An undercurrent of irony runs through the whole novel to expose the hypocrisy of the characters and conflicts raging within them. Johnís life is itself an irony. From his childhood, he had bee told that he should become a priest when he grew up and he had accepted the idea. However, on his fourteenth birthday, he awakens with the thought that he may like to do something different from what his father or society expects from him. With a spirit of rebellion, he goes out to enjoy his freedom and taste the forbidden. As he watches the movie, he identifies himself with the haughty heroine who thwarts the affection of her faithful lover. He feels the need to overpower others and ascertain his right. However, as he walks back home, he feels guilty to nurture sinful thoughts.
He reaches home only to be chastised by his father. He also witnesses
the scene where his father abuses both his mother and brother. He is outraged.
In this mood, he goes to the church to clean its premises and also offer
his evening prayers. He meets Elisha, his teacher but gets provoked by
the latterís words and picks up a fight with the young priest in the temple
of god. Elisha pardons him and John feels repentant. He had transferred
his anger against his father on Elisha.
Soon after the Sisters of the Church, his parents and aunt arrive the 2evening service begins. Johnís mind is in turmoil. He is angry, guilty and miserable. He feels helpless. He is not sure whether he should experience the life of the outside world or surrender to god. His earlier rebellious mood leaves him and a divine force ensnares him to seek the mercy of the Lord. His fears about his sins weigh him down and he is afraid he will be unable to get up and face the Lord. His conscience tears him apart and he goes through the agony of realization. He almost loses hope but a sudden voice beckons him to try and exert himself to stand up before god. Slowly but steadily, he gains strength and courage to rise up and seek the blessings of the Lord. John, who had expected punishment from god, is saved and redeemed. The boy who had desired to experience the pleasures of life and gain power in the morning of his birthday, now is overpowered by the grace of god and excited about working for the almighty.

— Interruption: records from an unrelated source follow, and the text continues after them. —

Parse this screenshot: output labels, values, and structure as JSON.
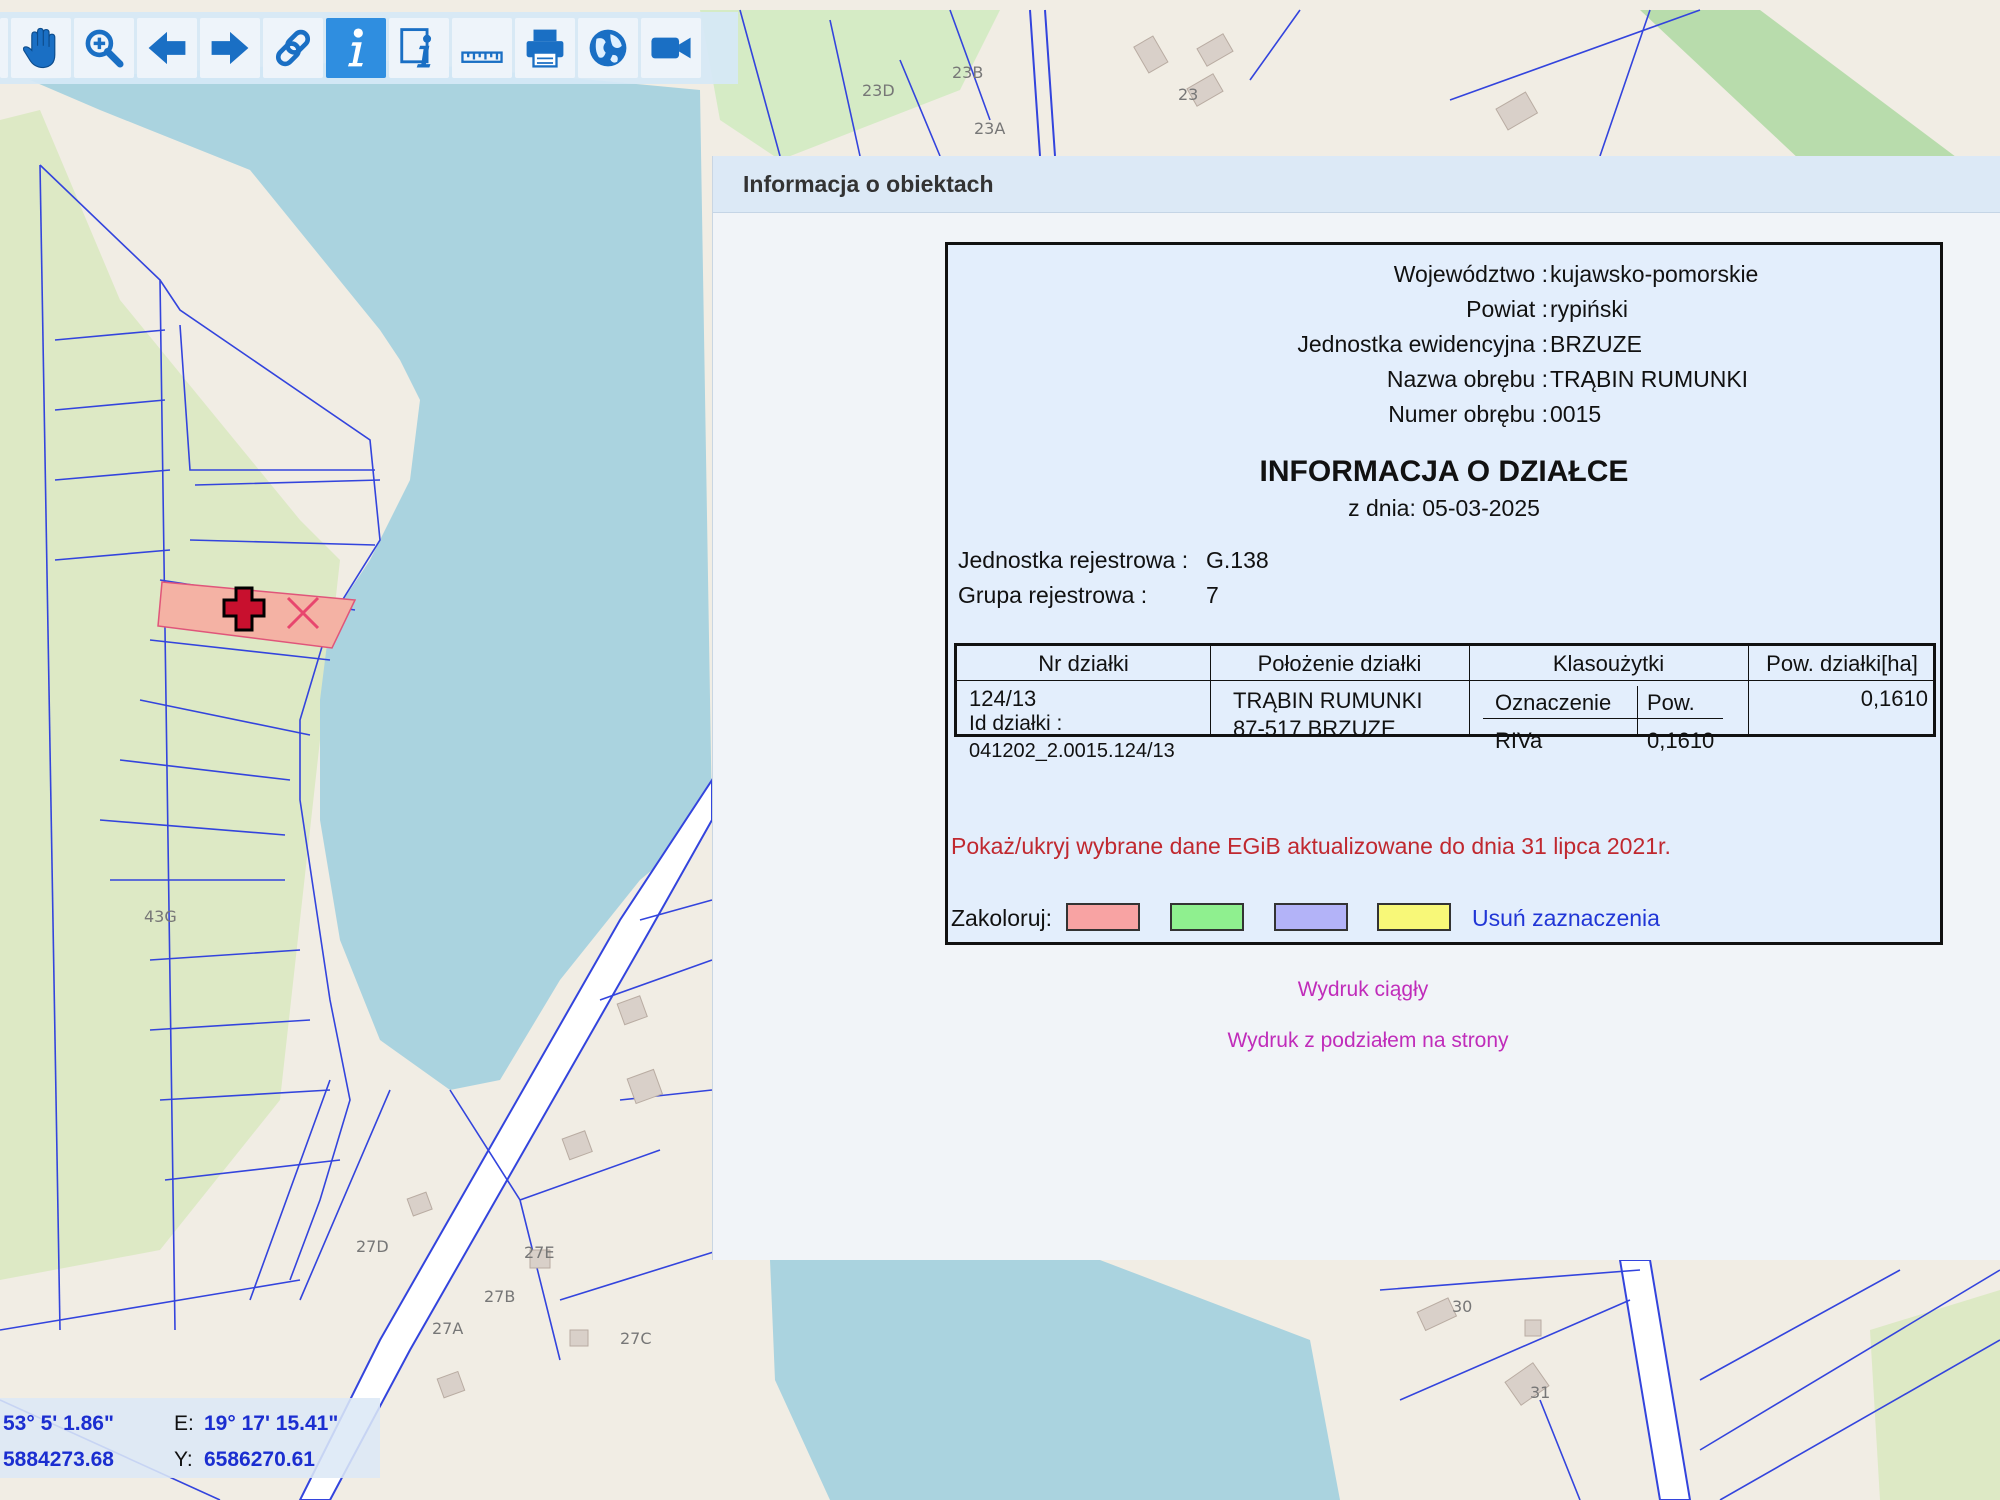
{
  "toolbar": {
    "buttons": [
      {
        "icon": "pan-hand-icon"
      },
      {
        "icon": "zoom-icon"
      },
      {
        "icon": "arrow-left-icon"
      },
      {
        "icon": "arrow-right-icon"
      },
      {
        "icon": "link-icon"
      },
      {
        "icon": "info-icon",
        "active": true
      },
      {
        "icon": "info-doc-icon"
      },
      {
        "icon": "ruler-icon"
      },
      {
        "icon": "printer-icon"
      },
      {
        "icon": "globe-icon"
      },
      {
        "icon": "video-camera-icon"
      }
    ]
  },
  "map": {
    "labels": {
      "l23d": "23D",
      "l23b": "23B",
      "l23a": "23A",
      "l23": "23",
      "l43g": "43G",
      "l27d": "27D",
      "l27e": "27E",
      "l27b": "27B",
      "l27a": "27A",
      "l27c": "27C",
      "l30": "30",
      "l31": "31"
    },
    "colors": {
      "water": "#aad3df",
      "land": "#f1ede4",
      "green": "#d2ebc5",
      "parcel_line": "#3344dd",
      "selection": "#f2a8a0"
    }
  },
  "panel": {
    "title": "Informacja o obiektach",
    "admin": [
      {
        "label": "Województwo :",
        "value": "kujawsko-pomorskie"
      },
      {
        "label": "Powiat :",
        "value": "rypiński"
      },
      {
        "label": "Jednostka ewidencyjna :",
        "value": "BRZUZE"
      },
      {
        "label": "Nazwa obrębu :",
        "value": "TRĄBIN RUMUNKI"
      },
      {
        "label": "Numer obrębu :",
        "value": "0015"
      }
    ],
    "heading": "INFORMACJA O DZIAŁCE",
    "date": "z dnia: 05-03-2025",
    "registry_unit_label": "Jednostka rejestrowa :",
    "registry_unit_value": "G.138",
    "registry_group_label": "Grupa rejestrowa :",
    "registry_group_value": "7",
    "table": {
      "headers": [
        "Nr działki",
        "Położenie działki",
        "Klasoużytki",
        "Pow. działki[ha]"
      ],
      "parcel_number": "124/13",
      "parcel_id_label": "Id działki :",
      "parcel_id": "041202_2.0015.124/13",
      "location_line1": "TRĄBIN RUMUNKI",
      "location_line2": "87-517 BRZUZE",
      "class_header_mark": "Oznaczenie",
      "class_header_area": "Pow.",
      "class_mark": "RIVa",
      "class_area": "0,1610",
      "area": "0,1610"
    },
    "egib_link": "Pokaż/ukryj wybrane dane EGiB aktualizowane do dnia 31 lipca 2021r.",
    "colorize_label": "Zakoloruj:",
    "swatch_colors": [
      "#f8a3a3",
      "#8ff08f",
      "#b3b3f8",
      "#f8f878"
    ],
    "clear_link": "Usuń zaznaczenia",
    "print_continuous": "Wydruk ciągły",
    "print_pages": "Wydruk z podziałem na strony"
  },
  "coords": {
    "lat_value": "53° 5' 1.86\"",
    "e_label": "E:",
    "lon_value": "19° 17' 15.41\"",
    "x_value": "5884273.68",
    "y_label": "Y:",
    "y_value": "6586270.61"
  }
}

Baldwin has used irony to expose the hypocrisy of Gabriel. He uses the biblical saying ĎSet thine house in orderí repeatedly in the novel to remind the characters about its significance. Gabriel uses these words profusely in his sermons and to people to correct their mistakes and repent for their sins. Florence and Elizabeth take the words seriously and regret the hasty actions they had committed in the past as they stand before god. However, Gabriel who advises others about to wipe out their sins and seek forgiveness, ignores his own blunders and feels hesitant to confess his sins. He criticizes the conduct of his family members but behaves arrogantly towards them and punishes them for their simple lapses. He puts fear in the minds of others but seems fearless about the wrath of god. Only when Florence confronts him about his shameful past, does he feel disturbed. However, instead of accepting his weaknesses, he chides her for digging his past unnecessarily. After being in the service of the Lord, Gabriel has failed to learn the lessons on humility, generosity and kindness. He has failed to set his own self and house in order.